═════ Data shown ═════

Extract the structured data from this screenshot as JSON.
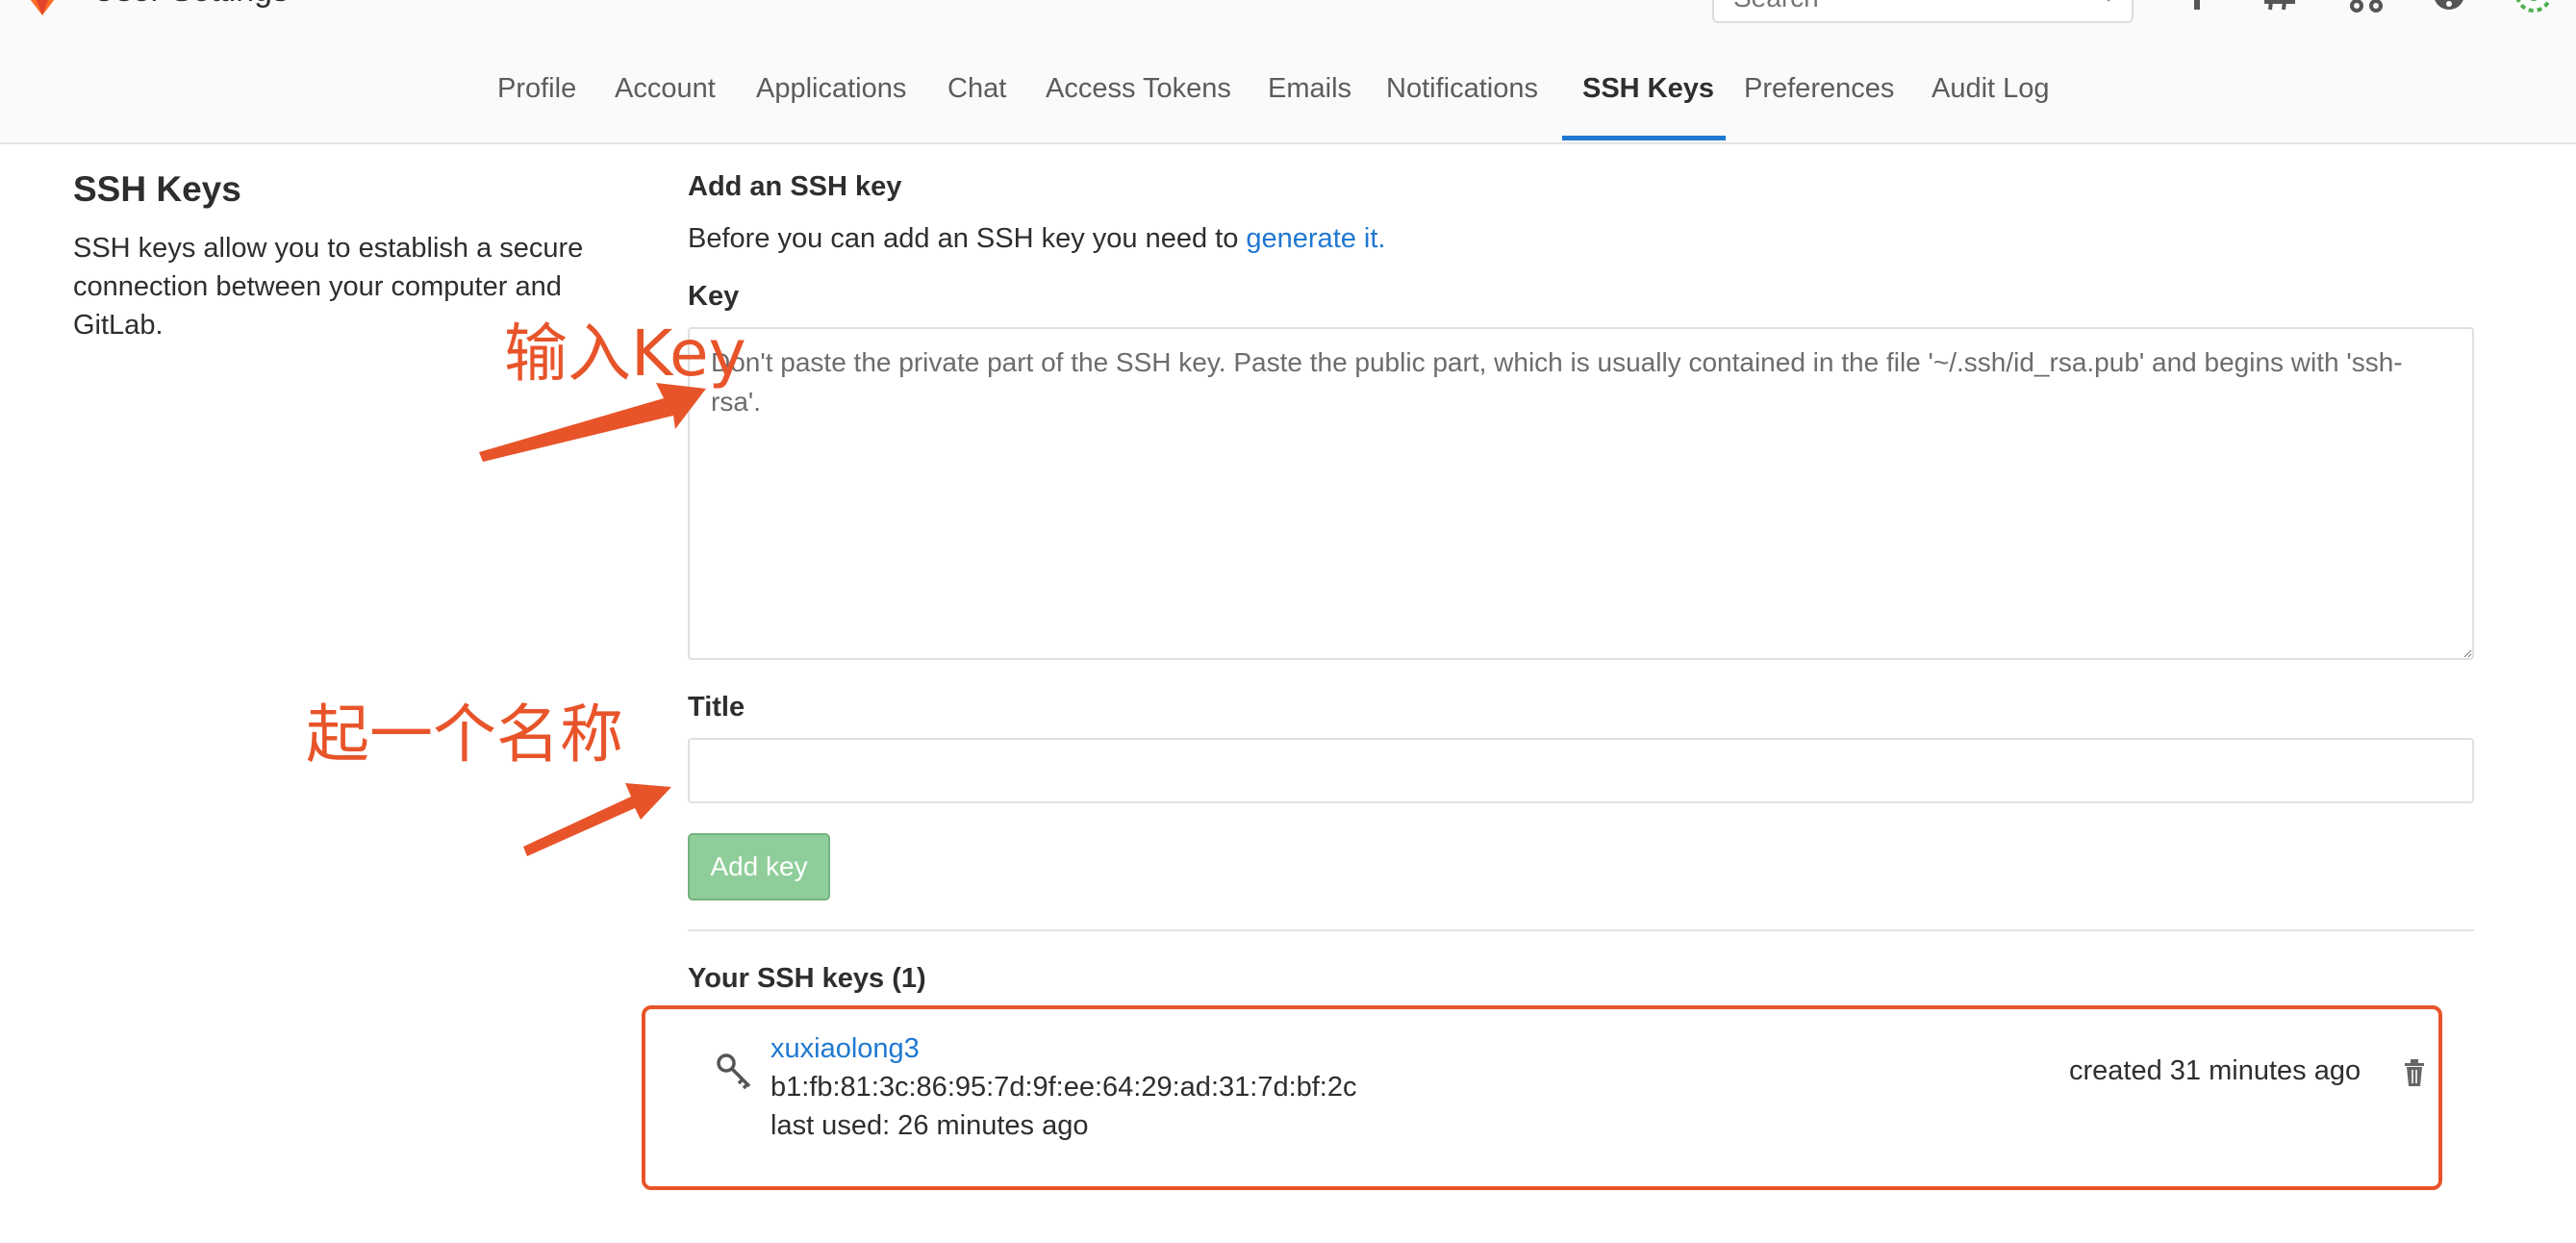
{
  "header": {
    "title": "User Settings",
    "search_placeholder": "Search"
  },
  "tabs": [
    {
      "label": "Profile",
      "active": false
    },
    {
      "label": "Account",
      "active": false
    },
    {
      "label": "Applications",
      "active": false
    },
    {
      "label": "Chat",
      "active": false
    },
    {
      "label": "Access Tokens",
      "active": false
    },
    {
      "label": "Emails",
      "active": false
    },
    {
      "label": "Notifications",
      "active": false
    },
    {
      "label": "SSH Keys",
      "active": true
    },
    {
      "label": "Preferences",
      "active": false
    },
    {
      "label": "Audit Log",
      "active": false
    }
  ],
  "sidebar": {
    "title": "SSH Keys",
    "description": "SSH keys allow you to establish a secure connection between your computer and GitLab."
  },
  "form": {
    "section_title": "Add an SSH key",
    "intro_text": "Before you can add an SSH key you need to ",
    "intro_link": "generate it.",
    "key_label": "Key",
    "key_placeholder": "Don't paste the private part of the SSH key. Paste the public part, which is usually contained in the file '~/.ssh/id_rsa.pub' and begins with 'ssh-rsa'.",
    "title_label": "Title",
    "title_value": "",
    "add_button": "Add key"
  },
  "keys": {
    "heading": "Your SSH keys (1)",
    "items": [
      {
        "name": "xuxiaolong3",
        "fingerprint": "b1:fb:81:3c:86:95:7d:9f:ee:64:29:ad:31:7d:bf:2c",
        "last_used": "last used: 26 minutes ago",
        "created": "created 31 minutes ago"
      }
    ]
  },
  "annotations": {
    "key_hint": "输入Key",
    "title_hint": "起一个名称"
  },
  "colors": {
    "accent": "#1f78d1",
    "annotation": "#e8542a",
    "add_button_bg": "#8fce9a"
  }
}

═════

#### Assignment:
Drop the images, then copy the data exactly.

#### Response to this exercise:
Extract the structured data from this screenshot as JSON.
{
  "header": {
    "title": "User Settings",
    "search_placeholder": "Search"
  },
  "tabs": [
    {
      "label": "Profile",
      "active": false
    },
    {
      "label": "Account",
      "active": false
    },
    {
      "label": "Applications",
      "active": false
    },
    {
      "label": "Chat",
      "active": false
    },
    {
      "label": "Access Tokens",
      "active": false
    },
    {
      "label": "Emails",
      "active": false
    },
    {
      "label": "Notifications",
      "active": false
    },
    {
      "label": "SSH Keys",
      "active": true
    },
    {
      "label": "Preferences",
      "active": false
    },
    {
      "label": "Audit Log",
      "active": false
    }
  ],
  "sidebar": {
    "title": "SSH Keys",
    "description": "SSH keys allow you to establish a secure connection between your computer and GitLab."
  },
  "form": {
    "section_title": "Add an SSH key",
    "intro_text": "Before you can add an SSH key you need to ",
    "intro_link": "generate it.",
    "key_label": "Key",
    "key_placeholder": "Don't paste the private part of the SSH key. Paste the public part, which is usually contained in the file '~/.ssh/id_rsa.pub' and begins with 'ssh-rsa'.",
    "title_label": "Title",
    "title_value": "",
    "add_button": "Add key"
  },
  "keys": {
    "heading": "Your SSH keys (1)",
    "items": [
      {
        "name": "xuxiaolong3",
        "fingerprint": "b1:fb:81:3c:86:95:7d:9f:ee:64:29:ad:31:7d:bf:2c",
        "last_used": "last used: 26 minutes ago",
        "created": "created 31 minutes ago"
      }
    ]
  },
  "annotations": {
    "key_hint": "输入Key",
    "title_hint": "起一个名称"
  },
  "colors": {
    "accent": "#1f78d1",
    "annotation": "#e8542a",
    "add_button_bg": "#8fce9a"
  }
}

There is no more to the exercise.